• _Your goal_:
Write the records out once more, exactly as they appear below.

(Data about app and page elements)
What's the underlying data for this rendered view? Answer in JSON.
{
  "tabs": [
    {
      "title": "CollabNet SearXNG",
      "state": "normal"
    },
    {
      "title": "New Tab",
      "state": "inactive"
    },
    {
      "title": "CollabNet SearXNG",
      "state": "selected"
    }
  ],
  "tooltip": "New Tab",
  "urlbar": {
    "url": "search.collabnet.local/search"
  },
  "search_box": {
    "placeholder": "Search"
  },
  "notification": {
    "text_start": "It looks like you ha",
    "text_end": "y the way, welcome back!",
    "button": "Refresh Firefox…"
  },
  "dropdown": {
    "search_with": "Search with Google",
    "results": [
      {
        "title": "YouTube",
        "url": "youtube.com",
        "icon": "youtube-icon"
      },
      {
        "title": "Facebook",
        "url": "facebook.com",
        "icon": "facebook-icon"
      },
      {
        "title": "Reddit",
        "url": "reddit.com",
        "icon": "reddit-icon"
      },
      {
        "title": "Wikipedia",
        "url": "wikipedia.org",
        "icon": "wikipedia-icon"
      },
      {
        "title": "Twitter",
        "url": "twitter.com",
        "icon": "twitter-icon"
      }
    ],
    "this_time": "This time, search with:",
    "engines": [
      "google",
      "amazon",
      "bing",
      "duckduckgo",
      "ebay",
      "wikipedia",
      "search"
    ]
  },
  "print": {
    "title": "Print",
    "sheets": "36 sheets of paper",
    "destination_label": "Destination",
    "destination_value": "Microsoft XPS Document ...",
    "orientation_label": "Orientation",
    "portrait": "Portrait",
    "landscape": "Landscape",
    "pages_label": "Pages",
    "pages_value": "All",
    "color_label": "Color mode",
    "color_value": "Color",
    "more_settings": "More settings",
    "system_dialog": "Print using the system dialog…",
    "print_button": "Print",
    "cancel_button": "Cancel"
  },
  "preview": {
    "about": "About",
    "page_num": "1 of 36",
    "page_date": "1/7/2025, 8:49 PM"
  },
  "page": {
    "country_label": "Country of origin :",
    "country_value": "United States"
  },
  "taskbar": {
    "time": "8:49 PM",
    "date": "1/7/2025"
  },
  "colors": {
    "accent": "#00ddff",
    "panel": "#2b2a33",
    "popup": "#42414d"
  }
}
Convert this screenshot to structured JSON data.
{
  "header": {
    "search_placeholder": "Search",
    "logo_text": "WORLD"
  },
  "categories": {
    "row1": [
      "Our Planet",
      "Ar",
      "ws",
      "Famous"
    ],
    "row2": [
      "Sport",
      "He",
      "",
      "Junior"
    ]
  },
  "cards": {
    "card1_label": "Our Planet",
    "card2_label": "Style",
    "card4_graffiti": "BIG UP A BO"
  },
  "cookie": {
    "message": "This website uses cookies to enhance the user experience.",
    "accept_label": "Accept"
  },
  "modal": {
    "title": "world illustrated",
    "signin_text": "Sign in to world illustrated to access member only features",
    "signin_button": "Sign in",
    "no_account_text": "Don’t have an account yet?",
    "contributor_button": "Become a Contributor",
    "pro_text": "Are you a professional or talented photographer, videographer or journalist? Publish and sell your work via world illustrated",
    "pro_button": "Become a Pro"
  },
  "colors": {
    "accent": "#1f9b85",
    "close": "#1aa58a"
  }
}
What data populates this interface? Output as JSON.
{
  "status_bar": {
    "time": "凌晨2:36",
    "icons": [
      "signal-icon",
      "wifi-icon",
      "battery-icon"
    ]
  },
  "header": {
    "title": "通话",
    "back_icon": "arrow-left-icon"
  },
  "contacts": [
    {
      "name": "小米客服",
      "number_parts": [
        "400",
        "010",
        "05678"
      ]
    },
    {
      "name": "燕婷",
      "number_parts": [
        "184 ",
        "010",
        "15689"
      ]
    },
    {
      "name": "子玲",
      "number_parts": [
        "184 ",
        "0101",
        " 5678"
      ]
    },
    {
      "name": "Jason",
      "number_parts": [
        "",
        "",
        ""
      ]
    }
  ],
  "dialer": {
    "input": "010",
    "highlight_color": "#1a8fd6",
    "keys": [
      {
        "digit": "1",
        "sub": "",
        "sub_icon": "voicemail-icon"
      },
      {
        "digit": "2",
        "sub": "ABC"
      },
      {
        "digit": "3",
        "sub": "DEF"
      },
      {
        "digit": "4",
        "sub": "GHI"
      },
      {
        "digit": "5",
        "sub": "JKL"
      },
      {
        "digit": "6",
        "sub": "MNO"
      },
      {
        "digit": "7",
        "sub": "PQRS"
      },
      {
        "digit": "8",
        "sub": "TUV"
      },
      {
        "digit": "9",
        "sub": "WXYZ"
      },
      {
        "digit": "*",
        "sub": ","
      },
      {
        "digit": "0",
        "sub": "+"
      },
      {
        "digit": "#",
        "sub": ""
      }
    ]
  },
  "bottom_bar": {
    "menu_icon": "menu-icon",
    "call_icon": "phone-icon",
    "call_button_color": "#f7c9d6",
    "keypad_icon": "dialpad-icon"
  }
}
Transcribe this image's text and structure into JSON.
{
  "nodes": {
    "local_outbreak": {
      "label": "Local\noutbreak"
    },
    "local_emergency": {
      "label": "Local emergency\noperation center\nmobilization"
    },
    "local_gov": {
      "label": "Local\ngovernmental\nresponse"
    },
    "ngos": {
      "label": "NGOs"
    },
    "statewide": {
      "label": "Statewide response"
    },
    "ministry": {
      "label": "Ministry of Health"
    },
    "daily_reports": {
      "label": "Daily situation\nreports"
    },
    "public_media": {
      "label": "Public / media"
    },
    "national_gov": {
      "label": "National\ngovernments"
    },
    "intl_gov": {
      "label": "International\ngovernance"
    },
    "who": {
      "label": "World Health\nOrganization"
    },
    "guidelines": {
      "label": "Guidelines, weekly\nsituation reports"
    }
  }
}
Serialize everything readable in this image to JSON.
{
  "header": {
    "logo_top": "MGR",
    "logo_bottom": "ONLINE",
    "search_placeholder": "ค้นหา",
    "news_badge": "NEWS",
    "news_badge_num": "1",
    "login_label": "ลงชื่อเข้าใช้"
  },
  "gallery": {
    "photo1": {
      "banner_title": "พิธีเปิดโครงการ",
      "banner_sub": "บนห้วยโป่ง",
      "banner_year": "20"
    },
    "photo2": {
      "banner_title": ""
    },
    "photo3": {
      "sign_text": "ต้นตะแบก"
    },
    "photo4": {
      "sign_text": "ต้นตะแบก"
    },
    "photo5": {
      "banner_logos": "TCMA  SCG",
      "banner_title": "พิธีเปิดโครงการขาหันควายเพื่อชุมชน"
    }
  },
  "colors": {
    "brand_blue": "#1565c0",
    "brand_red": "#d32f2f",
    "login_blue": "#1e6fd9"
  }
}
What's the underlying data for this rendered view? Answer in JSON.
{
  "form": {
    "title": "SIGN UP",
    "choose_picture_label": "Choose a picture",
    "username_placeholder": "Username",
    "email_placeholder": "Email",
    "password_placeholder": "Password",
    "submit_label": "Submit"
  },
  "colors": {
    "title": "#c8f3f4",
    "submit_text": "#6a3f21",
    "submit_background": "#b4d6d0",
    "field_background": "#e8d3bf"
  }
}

• _Response to the exercise_:
What's the underlying data for this rendered view? Answer in JSON.
{
  "tabs": [
    {
      "title": "CollabNet SearXNG",
      "state": "normal"
    },
    {
      "title": "New Tab",
      "state": "inactive"
    },
    {
      "title": "CollabNet SearXNG",
      "state": "selected"
    }
  ],
  "tooltip": "New Tab",
  "urlbar": {
    "url": "search.collabnet.local/search"
  },
  "search_box": {
    "placeholder": "Search"
  },
  "notification": {
    "text_start": "It looks like you ha",
    "text_end": "y the way, welcome back!",
    "button": "Refresh Firefox…"
  },
  "dropdown": {
    "search_with": "Search with Google",
    "results": [
      {
        "title": "YouTube",
        "url": "youtube.com",
        "icon": "youtube-icon"
      },
      {
        "title": "Facebook",
        "url": "facebook.com",
        "icon": "facebook-icon"
      },
      {
        "title": "Reddit",
        "url": "reddit.com",
        "icon": "reddit-icon"
      },
      {
        "title": "Wikipedia",
        "url": "wikipedia.org",
        "icon": "wikipedia-icon"
      },
      {
        "title": "Twitter",
        "url": "twitter.com",
        "icon": "twitter-icon"
      }
    ],
    "this_time": "This time, search with:",
    "engines": [
      "google",
      "amazon",
      "bing",
      "duckduckgo",
      "ebay",
      "wikipedia",
      "search"
    ]
  },
  "print": {
    "title": "Print",
    "sheets": "36 sheets of paper",
    "destination_label": "Destination",
    "destination_value": "Microsoft XPS Document ...",
    "orientation_label": "Orientation",
    "portrait": "Portrait",
    "landscape": "Landscape",
    "pages_label": "Pages",
    "pages_value": "All",
    "color_label": "Color mode",
    "color_value": "Color",
    "more_settings": "More settings",
    "system_dialog": "Print using the system dialog…",
    "print_button": "Print",
    "cancel_button": "Cancel"
  },
  "preview": {
    "about": "About",
    "page_num": "1 of 36",
    "page_date": "1/7/2025, 8:49 PM"
  },
  "page": {
    "country_label": "Country of origin :",
    "country_value": "United States"
  },
  "taskbar": {
    "time": "8:49 PM",
    "date": "1/7/2025"
  },
  "colors": {
    "accent": "#00ddff",
    "panel": "#2b2a33",
    "popup": "#42414d"
  }
}
Convert this screenshot to structured JSON data.
{
  "header": {
    "search_placeholder": "Search",
    "logo_text": "WORLD"
  },
  "categories": {
    "row1": [
      "Our Planet",
      "Ar",
      "ws",
      "Famous"
    ],
    "row2": [
      "Sport",
      "He",
      "",
      "Junior"
    ]
  },
  "cards": {
    "card1_label": "Our Planet",
    "card2_label": "Style",
    "card4_graffiti": "BIG UP A BO"
  },
  "cookie": {
    "message": "This website uses cookies to enhance the user experience.",
    "accept_label": "Accept"
  },
  "modal": {
    "title": "world illustrated",
    "signin_text": "Sign in to world illustrated to access member only features",
    "signin_button": "Sign in",
    "no_account_text": "Don’t have an account yet?",
    "contributor_button": "Become a Contributor",
    "pro_text": "Are you a professional or talented photographer, videographer or journalist? Publish and sell your work via world illustrated",
    "pro_button": "Become a Pro"
  },
  "colors": {
    "accent": "#1f9b85",
    "close": "#1aa58a"
  }
}
What data populates this interface? Output as JSON.
{
  "status_bar": {
    "time": "凌晨2:36",
    "icons": [
      "signal-icon",
      "wifi-icon",
      "battery-icon"
    ]
  },
  "header": {
    "title": "通话",
    "back_icon": "arrow-left-icon"
  },
  "contacts": [
    {
      "name": "小米客服",
      "number_parts": [
        "400",
        "010",
        "05678"
      ]
    },
    {
      "name": "燕婷",
      "number_parts": [
        "184 ",
        "010",
        "15689"
      ]
    },
    {
      "name": "子玲",
      "number_parts": [
        "184 ",
        "0101",
        " 5678"
      ]
    },
    {
      "name": "Jason",
      "number_parts": [
        "",
        "",
        ""
      ]
    }
  ],
  "dialer": {
    "input": "010",
    "highlight_color": "#1a8fd6",
    "keys": [
      {
        "digit": "1",
        "sub": "",
        "sub_icon": "voicemail-icon"
      },
      {
        "digit": "2",
        "sub": "ABC"
      },
      {
        "digit": "3",
        "sub": "DEF"
      },
      {
        "digit": "4",
        "sub": "GHI"
      },
      {
        "digit": "5",
        "sub": "JKL"
      },
      {
        "digit": "6",
        "sub": "MNO"
      },
      {
        "digit": "7",
        "sub": "PQRS"
      },
      {
        "digit": "8",
        "sub": "TUV"
      },
      {
        "digit": "9",
        "sub": "WXYZ"
      },
      {
        "digit": "*",
        "sub": ","
      },
      {
        "digit": "0",
        "sub": "+"
      },
      {
        "digit": "#",
        "sub": ""
      }
    ]
  },
  "bottom_bar": {
    "menu_icon": "menu-icon",
    "call_icon": "phone-icon",
    "call_button_color": "#f7c9d6",
    "keypad_icon": "dialpad-icon"
  }
}
Transcribe this image's text and structure into JSON.
{
  "nodes": {
    "local_outbreak": {
      "label": "Local\noutbreak"
    },
    "local_emergency": {
      "label": "Local emergency\noperation center\nmobilization"
    },
    "local_gov": {
      "label": "Local\ngovernmental\nresponse"
    },
    "ngos": {
      "label": "NGOs"
    },
    "statewide": {
      "label": "Statewide response"
    },
    "ministry": {
      "label": "Ministry of Health"
    },
    "daily_reports": {
      "label": "Daily situation\nreports"
    },
    "public_media": {
      "label": "Public / media"
    },
    "national_gov": {
      "label": "National\ngovernments"
    },
    "intl_gov": {
      "label": "International\ngovernance"
    },
    "who": {
      "label": "World Health\nOrganization"
    },
    "guidelines": {
      "label": "Guidelines, weekly\nsituation reports"
    }
  }
}
Serialize everything readable in this image to JSON.
{
  "header": {
    "logo_top": "MGR",
    "logo_bottom": "ONLINE",
    "search_placeholder": "ค้นหา",
    "news_badge": "NEWS",
    "news_badge_num": "1",
    "login_label": "ลงชื่อเข้าใช้"
  },
  "gallery": {
    "photo1": {
      "banner_title": "พิธีเปิดโครงการ",
      "banner_sub": "บนห้วยโป่ง",
      "banner_year": "20"
    },
    "photo2": {
      "banner_title": ""
    },
    "photo3": {
      "sign_text": "ต้นตะแบก"
    },
    "photo4": {
      "sign_text": "ต้นตะแบก"
    },
    "photo5": {
      "banner_logos": "TCMA  SCG",
      "banner_title": "พิธีเปิดโครงการขาหันควายเพื่อชุมชน"
    }
  },
  "colors": {
    "brand_blue": "#1565c0",
    "brand_red": "#d32f2f",
    "login_blue": "#1e6fd9"
  }
}
What's the underlying data for this rendered view? Answer in JSON.
{
  "form": {
    "title": "SIGN UP",
    "choose_picture_label": "Choose a picture",
    "username_placeholder": "Username",
    "email_placeholder": "Email",
    "password_placeholder": "Password",
    "submit_label": "Submit"
  },
  "colors": {
    "title": "#c8f3f4",
    "submit_text": "#6a3f21",
    "submit_background": "#b4d6d0",
    "field_background": "#e8d3bf"
  }
}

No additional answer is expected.